If you're fluent in Blade Runner's mishmash vernacular of Cityspeak, you should fit right in bartering with the various street merchants. Fortunately for the rest of us, most negotiations are carried out via calculator and a deft game of counteroffer. But just remember, no one ever beats the house in Vegas, and no one ever gets the very best deal in Bangkok. But you'll feel like it for a few moments, until you reach the next stall. As fair warning, don't cross the Thai Mafia here on Khaosan Road, and never, EVER accept a "free" lesson in gambling. "Accidents" happen, and you don't want to end up a fresh exhibit at the grotesque Songkran Miyomsane Forensic Medicine Museum behind the Siriraj Hospital.
If you're looking for newer books or stuff from the locals, you're pretty much stuck with Asia Books, which is basically Borders, Barnes and Noble and a publishing company all rolled into one, without the coffee shops. Usually, a branch is poured into the space of a B. Dalton and the staff, while friendly enough, is better left alone if you seriously want to find something. Bangkok merchants just aren't counting on the lit crowd to come by here, when there are so many other vices to ply.
Asia Books' in-house publications can usually be found in various gift shops and groceries and usually lean towards pulp fiction and farang narratives like "No Money, No Honey!" (True title.)
If you're looking for poetry out here, good luck.
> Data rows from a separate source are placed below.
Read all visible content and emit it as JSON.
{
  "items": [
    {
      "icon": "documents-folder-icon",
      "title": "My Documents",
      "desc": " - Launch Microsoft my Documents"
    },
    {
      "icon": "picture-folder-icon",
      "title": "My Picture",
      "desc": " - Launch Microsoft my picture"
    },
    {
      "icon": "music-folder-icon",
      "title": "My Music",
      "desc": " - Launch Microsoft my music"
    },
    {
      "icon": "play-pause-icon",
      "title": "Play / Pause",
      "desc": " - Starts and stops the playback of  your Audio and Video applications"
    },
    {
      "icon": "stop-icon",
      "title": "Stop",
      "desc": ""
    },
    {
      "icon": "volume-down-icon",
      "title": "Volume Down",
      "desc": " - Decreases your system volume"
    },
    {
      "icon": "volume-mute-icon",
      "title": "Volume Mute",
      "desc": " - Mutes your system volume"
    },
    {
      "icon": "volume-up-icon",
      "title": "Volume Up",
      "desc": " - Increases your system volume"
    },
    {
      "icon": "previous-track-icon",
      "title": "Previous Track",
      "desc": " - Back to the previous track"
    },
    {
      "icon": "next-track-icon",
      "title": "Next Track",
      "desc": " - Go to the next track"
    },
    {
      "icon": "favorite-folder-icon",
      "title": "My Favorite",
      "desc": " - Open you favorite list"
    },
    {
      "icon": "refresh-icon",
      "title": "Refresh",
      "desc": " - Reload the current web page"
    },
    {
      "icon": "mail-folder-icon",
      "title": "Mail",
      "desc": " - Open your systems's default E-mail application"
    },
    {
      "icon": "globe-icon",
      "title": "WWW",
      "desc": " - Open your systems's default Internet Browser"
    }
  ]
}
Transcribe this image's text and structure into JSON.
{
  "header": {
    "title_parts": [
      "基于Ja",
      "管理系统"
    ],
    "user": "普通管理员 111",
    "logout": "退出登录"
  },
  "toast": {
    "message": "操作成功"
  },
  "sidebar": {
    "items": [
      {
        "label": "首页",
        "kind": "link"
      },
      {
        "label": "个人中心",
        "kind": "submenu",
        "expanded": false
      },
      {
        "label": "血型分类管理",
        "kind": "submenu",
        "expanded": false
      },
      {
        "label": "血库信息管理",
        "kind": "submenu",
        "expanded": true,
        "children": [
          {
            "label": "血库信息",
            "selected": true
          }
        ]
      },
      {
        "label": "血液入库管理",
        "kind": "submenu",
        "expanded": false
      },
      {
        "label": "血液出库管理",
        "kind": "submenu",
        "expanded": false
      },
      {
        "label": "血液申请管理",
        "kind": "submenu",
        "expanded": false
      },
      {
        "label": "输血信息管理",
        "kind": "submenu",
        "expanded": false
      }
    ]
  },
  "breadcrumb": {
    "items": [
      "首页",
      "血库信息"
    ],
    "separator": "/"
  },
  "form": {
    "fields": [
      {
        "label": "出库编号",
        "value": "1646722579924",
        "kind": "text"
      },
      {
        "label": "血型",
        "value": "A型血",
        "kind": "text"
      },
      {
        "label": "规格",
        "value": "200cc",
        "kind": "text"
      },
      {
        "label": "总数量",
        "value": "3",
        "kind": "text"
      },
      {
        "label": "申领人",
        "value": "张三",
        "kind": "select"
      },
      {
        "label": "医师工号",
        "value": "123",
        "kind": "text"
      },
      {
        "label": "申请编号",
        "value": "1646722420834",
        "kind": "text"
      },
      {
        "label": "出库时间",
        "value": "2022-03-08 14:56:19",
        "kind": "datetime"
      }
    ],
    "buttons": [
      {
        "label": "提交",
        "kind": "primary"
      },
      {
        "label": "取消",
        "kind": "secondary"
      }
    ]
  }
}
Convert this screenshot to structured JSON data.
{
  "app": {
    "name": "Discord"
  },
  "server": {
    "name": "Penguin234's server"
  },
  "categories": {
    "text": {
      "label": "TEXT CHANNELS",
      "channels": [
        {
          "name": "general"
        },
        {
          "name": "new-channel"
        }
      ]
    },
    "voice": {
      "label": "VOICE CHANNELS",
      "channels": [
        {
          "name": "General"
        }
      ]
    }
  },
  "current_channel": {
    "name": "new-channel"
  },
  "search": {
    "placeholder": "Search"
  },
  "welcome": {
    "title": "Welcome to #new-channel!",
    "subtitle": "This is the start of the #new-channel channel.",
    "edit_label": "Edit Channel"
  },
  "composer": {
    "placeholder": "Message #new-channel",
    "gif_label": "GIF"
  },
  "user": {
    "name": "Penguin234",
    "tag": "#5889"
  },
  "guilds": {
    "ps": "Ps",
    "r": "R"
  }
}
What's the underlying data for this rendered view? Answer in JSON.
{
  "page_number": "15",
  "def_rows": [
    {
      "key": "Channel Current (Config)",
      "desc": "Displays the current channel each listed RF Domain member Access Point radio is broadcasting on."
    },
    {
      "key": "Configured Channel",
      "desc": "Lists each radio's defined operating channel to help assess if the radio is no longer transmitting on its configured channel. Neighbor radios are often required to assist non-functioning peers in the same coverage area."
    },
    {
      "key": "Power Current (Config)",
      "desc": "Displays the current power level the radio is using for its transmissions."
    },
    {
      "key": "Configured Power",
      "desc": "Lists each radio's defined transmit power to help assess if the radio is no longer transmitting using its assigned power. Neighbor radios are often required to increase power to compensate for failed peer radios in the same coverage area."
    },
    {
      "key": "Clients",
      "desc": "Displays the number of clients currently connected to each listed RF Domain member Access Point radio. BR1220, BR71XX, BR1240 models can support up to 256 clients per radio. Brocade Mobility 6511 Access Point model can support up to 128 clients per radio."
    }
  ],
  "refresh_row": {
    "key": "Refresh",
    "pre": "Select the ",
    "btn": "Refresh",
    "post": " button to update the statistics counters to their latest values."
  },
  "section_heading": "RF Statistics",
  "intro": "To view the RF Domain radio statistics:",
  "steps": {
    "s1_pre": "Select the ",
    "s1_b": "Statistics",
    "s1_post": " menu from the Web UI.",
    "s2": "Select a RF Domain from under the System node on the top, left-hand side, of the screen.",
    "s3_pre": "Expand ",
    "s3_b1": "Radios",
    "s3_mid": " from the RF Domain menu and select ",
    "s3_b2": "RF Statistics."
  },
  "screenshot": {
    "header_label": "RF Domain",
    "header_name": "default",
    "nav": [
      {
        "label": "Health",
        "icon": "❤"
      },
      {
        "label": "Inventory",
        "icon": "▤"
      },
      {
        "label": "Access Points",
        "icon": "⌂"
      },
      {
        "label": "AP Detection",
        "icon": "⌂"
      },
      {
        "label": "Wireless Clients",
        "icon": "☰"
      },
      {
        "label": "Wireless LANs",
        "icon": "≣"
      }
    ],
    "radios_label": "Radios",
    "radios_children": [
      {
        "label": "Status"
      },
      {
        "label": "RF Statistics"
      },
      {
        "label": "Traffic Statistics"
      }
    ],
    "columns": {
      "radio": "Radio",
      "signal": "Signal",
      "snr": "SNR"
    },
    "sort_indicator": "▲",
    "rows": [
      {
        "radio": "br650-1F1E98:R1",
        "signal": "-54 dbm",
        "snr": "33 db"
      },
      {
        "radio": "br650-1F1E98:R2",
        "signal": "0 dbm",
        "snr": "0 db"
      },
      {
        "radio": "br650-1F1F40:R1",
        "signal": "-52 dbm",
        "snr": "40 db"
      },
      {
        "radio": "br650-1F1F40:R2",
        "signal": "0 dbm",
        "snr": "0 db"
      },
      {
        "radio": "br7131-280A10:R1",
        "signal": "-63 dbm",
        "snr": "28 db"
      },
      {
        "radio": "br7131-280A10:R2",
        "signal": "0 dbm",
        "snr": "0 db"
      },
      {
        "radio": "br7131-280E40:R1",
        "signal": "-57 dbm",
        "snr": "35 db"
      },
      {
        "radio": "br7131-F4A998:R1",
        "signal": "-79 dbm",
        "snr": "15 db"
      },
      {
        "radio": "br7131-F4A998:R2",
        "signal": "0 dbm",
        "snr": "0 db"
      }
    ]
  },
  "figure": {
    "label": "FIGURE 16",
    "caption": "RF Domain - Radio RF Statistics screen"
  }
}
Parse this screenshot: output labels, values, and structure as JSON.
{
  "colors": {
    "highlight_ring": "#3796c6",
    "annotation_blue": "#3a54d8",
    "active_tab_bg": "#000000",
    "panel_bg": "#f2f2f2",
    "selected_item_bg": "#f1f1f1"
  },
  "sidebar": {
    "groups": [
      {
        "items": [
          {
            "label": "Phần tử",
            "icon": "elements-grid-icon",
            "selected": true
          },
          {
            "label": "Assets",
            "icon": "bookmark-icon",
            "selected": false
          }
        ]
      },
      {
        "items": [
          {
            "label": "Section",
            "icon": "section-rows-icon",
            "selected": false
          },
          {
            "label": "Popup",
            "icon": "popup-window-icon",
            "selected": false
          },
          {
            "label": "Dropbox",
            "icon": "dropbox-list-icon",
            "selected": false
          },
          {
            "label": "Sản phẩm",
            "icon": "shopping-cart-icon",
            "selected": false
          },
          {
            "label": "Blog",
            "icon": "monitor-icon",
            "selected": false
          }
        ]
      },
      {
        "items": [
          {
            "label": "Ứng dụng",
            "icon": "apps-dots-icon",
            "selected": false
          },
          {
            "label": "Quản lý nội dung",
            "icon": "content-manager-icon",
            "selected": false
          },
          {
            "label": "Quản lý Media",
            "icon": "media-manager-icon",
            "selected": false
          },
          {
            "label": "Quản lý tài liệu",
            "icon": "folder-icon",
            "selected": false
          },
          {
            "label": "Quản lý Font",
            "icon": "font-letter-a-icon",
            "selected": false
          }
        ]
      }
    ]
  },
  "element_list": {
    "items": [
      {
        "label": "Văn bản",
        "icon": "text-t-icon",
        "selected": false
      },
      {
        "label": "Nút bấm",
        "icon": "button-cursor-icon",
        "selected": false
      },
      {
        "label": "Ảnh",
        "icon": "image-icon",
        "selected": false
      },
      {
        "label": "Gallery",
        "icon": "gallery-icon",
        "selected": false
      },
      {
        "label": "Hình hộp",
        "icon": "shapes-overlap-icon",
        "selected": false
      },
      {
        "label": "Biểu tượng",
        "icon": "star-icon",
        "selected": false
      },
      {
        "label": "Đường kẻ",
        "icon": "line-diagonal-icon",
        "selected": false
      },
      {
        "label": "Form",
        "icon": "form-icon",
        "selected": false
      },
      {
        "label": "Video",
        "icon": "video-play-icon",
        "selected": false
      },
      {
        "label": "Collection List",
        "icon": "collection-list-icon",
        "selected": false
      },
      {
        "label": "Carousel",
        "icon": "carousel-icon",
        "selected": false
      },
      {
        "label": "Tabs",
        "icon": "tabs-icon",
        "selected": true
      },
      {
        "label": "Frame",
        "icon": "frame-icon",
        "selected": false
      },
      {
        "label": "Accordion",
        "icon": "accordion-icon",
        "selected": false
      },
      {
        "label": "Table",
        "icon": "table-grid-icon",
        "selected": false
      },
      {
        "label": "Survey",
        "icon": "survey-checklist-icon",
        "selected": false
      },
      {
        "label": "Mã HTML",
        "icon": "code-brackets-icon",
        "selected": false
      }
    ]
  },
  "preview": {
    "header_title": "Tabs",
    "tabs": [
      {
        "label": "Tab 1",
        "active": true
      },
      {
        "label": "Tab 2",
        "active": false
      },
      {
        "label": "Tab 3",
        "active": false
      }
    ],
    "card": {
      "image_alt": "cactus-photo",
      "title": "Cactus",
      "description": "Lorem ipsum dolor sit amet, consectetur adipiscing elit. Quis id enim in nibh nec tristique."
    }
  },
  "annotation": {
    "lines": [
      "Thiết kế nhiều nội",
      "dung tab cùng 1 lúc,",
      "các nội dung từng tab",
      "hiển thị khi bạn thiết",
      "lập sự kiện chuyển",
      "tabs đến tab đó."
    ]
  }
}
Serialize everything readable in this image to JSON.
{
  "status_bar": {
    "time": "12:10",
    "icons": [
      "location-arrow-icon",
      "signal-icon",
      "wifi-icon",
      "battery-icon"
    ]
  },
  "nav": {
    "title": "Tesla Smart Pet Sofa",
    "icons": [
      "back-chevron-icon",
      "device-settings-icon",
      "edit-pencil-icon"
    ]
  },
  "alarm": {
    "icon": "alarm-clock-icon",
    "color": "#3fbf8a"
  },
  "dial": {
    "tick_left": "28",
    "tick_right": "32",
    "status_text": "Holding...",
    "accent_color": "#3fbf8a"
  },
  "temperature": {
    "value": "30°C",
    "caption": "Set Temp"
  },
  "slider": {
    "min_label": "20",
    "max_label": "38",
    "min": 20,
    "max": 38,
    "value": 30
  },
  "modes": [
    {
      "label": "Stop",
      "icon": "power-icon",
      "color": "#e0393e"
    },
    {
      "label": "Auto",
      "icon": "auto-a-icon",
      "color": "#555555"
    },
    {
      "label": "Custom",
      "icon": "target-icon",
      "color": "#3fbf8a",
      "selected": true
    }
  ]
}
There's a surfeit of titles like Thai for Lovers for the rice-chasers, street maps, and big-print picture books to take you to all of the best tourist traps you can find there. But poetry? That's like asking Exxon to support solar power. There's a small cabal of poets in Bangkok trying to change that, but it's tough competition in such a media-saturated city. You can hook up with them at www.bangkokpoetry.com, however, and if your timing is right (about once every 6 weeks) you can even catch a Thai-style poetry slam.
At the time of this story, a group of crazed ex-pats down there had finally gotten around to producing their own tongue-in-cheek magazine, "Farang," just for the likes of us, and more often than not, it's had a more accurate low-down on the local scene than rags like the Bangkok Post. It'll probably be only a matter of months before it gets co-opted or goes belly-up, but for now "Farang" is worth keeping an eye out for, just for the laughs it affords.
That said, Bangkok's still a great jewel of the East that's not to be missed in a lifetime. Though if you're looking for something to read, you're probably much better off writing it yourself.
And a final word to whatever sick wag decided to organize the international Boy Scout Jamboree on the outskirts of Bangkok: You're a wicked, wicked man.
Copyright 2003 by B. Somnouk Thao Worra. All rights reserved.